*** Opening ENTRIES SUPPLIED ***
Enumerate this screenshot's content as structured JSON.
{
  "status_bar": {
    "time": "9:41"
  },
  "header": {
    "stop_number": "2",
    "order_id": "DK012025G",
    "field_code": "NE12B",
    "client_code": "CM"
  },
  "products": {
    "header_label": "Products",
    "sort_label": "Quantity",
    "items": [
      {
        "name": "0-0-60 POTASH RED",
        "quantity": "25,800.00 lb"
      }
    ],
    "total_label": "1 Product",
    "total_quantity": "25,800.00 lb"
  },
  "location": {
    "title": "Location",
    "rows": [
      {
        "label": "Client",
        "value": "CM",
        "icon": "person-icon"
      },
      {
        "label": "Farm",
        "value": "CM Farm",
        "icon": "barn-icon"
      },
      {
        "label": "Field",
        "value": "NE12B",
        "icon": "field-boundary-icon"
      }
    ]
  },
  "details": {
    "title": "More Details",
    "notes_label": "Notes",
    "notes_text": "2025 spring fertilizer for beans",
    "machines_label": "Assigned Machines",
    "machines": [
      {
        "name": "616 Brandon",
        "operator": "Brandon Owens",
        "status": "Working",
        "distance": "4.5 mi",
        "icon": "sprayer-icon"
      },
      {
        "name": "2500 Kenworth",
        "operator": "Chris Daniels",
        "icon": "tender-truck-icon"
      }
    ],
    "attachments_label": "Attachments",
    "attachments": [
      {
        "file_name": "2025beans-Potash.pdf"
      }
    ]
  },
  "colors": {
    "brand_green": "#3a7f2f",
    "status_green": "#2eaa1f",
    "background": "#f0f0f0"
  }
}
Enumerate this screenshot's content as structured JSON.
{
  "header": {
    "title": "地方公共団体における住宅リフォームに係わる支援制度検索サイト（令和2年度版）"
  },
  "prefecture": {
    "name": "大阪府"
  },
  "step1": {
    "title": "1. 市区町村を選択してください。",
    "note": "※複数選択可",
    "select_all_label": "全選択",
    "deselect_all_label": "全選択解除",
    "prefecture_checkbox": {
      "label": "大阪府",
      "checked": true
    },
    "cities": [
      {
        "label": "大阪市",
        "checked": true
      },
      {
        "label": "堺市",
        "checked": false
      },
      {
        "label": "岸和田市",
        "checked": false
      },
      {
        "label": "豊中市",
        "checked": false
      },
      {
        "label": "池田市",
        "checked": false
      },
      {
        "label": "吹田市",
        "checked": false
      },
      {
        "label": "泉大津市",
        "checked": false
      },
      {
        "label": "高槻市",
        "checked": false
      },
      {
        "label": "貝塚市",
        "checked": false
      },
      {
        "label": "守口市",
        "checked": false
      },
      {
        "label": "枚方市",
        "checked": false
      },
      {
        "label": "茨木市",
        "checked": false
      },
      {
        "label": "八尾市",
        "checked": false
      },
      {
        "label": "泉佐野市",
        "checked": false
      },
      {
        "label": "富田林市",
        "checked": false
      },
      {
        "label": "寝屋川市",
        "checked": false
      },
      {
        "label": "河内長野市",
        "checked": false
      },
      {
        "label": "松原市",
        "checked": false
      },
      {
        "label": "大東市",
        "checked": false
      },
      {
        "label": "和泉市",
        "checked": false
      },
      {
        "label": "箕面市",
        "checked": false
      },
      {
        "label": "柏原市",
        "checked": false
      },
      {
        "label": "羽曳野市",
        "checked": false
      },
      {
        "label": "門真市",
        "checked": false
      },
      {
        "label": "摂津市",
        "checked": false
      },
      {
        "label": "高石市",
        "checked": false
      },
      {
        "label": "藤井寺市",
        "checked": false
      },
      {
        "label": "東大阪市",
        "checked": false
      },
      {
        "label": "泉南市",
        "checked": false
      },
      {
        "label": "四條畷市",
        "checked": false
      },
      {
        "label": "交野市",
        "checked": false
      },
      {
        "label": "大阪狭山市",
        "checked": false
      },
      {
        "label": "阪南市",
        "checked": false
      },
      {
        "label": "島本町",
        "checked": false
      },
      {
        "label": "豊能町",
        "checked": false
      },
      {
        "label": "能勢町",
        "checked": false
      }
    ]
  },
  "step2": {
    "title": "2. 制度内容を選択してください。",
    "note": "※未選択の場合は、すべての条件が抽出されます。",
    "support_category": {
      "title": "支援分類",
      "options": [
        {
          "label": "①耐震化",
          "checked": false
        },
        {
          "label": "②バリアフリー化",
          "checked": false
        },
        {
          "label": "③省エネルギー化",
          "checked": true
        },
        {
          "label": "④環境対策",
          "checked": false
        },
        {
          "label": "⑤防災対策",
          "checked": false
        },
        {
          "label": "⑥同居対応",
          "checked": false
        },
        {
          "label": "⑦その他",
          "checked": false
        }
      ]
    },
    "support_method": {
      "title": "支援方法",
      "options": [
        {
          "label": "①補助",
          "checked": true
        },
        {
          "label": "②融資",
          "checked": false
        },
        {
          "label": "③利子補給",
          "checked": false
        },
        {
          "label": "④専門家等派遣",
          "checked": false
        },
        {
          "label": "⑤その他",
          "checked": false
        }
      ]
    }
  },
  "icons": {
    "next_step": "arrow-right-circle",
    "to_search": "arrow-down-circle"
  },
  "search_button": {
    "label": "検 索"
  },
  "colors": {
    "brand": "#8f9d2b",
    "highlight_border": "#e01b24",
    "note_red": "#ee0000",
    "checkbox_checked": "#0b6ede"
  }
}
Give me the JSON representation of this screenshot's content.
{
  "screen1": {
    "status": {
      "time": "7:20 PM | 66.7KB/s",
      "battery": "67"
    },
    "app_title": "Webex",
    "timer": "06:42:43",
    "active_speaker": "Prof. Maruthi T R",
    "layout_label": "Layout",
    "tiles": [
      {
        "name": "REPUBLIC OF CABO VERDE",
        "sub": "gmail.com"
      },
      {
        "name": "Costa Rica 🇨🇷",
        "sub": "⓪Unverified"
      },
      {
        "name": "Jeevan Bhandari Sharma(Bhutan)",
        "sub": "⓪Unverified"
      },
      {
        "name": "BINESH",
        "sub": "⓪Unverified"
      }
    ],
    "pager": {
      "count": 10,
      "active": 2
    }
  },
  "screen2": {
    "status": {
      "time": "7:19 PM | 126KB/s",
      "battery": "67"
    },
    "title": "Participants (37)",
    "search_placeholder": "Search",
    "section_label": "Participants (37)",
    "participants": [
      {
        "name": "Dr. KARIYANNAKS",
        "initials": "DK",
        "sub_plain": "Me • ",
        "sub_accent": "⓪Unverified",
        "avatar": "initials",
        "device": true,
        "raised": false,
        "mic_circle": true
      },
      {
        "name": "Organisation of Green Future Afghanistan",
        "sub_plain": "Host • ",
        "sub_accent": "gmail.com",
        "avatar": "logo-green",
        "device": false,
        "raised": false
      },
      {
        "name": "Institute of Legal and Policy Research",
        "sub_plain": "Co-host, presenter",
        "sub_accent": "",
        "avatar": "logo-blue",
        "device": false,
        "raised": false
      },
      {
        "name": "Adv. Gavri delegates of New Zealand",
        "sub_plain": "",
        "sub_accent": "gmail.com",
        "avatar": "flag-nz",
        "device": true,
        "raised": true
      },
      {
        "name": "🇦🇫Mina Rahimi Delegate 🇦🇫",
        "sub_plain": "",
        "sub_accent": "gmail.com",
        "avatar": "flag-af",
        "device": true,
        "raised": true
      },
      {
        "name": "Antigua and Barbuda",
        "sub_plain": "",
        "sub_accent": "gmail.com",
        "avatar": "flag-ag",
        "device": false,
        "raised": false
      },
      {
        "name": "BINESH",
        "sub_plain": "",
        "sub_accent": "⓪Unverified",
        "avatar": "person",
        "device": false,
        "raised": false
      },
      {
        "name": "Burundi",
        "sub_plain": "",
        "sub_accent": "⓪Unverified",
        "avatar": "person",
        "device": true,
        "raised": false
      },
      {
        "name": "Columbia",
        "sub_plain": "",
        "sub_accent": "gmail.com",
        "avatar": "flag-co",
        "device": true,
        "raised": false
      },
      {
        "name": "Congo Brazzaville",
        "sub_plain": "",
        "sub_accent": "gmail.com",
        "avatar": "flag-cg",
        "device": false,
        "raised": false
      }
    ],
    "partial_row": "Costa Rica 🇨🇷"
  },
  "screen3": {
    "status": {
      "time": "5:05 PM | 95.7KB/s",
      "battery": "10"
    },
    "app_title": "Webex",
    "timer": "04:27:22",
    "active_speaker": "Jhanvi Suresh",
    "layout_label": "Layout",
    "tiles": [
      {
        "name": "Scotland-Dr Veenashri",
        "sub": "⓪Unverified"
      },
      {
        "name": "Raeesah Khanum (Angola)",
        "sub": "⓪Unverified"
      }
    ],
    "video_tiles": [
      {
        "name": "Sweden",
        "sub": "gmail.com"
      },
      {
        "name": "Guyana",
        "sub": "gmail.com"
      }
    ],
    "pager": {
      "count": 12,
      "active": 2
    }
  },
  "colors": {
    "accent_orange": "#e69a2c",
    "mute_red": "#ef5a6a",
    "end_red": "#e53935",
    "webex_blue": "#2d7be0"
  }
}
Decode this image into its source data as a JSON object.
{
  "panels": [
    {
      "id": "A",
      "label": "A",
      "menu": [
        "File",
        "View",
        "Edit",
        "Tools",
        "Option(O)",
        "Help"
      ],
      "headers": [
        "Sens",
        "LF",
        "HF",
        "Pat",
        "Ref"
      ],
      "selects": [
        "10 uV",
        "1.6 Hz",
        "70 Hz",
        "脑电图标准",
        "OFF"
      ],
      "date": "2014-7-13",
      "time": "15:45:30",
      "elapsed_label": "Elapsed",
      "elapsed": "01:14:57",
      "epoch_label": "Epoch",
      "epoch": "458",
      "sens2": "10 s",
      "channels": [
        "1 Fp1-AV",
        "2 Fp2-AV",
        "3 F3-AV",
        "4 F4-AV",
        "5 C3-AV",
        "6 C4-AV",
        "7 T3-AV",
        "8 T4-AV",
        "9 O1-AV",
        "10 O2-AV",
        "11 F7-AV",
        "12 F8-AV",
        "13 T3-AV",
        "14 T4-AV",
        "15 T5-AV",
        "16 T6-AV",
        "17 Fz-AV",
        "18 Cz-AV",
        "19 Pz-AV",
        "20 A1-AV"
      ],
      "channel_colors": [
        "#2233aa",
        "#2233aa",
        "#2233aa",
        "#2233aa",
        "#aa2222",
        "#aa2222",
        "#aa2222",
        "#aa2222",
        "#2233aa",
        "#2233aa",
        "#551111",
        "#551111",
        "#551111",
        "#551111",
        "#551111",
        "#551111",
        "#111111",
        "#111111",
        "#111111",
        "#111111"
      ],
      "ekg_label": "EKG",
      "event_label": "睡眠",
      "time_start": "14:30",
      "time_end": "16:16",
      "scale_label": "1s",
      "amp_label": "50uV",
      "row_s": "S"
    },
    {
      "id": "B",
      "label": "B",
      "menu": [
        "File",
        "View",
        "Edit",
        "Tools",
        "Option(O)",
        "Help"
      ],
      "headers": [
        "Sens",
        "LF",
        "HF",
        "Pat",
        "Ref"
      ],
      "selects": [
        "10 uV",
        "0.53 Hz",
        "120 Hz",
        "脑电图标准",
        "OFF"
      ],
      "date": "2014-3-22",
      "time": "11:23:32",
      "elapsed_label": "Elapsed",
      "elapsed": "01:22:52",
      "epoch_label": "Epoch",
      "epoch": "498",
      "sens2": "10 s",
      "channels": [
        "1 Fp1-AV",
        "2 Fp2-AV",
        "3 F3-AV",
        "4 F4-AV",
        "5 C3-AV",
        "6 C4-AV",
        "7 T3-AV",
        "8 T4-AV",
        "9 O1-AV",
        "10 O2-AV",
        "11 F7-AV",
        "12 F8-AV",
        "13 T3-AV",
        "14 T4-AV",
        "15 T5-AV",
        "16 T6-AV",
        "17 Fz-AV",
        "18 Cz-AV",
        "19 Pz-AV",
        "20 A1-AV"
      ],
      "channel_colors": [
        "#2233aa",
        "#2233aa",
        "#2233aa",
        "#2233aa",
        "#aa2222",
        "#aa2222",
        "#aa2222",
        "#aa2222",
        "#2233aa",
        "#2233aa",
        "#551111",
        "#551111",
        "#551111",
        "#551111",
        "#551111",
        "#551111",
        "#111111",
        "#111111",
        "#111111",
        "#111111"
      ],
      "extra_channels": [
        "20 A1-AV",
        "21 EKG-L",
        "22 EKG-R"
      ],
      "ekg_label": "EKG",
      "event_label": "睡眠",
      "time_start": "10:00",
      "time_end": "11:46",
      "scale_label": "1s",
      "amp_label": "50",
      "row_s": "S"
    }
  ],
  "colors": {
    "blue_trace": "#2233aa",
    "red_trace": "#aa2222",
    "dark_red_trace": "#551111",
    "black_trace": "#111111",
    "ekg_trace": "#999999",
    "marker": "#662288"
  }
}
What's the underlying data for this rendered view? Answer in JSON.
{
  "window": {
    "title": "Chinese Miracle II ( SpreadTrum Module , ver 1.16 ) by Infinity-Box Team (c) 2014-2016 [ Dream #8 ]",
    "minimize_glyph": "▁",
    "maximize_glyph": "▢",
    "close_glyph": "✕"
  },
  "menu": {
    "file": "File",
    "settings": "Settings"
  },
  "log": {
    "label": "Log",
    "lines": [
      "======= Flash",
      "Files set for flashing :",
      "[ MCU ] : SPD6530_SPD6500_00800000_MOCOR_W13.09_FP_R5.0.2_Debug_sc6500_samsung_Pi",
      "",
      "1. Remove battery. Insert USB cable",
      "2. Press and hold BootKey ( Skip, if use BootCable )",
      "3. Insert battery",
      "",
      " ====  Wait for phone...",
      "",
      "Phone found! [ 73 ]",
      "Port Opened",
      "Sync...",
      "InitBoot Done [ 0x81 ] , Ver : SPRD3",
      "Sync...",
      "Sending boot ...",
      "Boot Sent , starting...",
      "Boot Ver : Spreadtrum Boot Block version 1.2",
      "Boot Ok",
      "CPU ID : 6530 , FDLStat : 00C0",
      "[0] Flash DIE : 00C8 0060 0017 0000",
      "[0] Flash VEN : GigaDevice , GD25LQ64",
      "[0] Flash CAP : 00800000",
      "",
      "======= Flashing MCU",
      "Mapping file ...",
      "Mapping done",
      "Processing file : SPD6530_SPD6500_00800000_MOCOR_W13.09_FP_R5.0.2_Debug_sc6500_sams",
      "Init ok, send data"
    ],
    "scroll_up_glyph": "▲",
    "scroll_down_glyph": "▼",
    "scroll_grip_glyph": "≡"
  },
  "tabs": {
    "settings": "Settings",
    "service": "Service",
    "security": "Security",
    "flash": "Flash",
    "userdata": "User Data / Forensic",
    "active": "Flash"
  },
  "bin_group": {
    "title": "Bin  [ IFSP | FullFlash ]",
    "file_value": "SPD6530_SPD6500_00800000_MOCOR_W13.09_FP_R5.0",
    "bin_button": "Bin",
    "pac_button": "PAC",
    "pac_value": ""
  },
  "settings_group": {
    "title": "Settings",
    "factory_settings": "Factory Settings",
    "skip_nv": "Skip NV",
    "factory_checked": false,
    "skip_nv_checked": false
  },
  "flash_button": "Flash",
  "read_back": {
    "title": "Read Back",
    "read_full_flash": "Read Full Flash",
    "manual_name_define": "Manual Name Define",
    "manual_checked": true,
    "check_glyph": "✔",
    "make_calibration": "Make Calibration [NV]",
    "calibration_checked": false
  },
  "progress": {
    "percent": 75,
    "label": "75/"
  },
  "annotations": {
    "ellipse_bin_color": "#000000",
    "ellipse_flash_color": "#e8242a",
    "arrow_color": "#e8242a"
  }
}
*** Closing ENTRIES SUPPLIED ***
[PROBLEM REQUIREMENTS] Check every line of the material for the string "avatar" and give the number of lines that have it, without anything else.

[WRITTEN REPLY] 10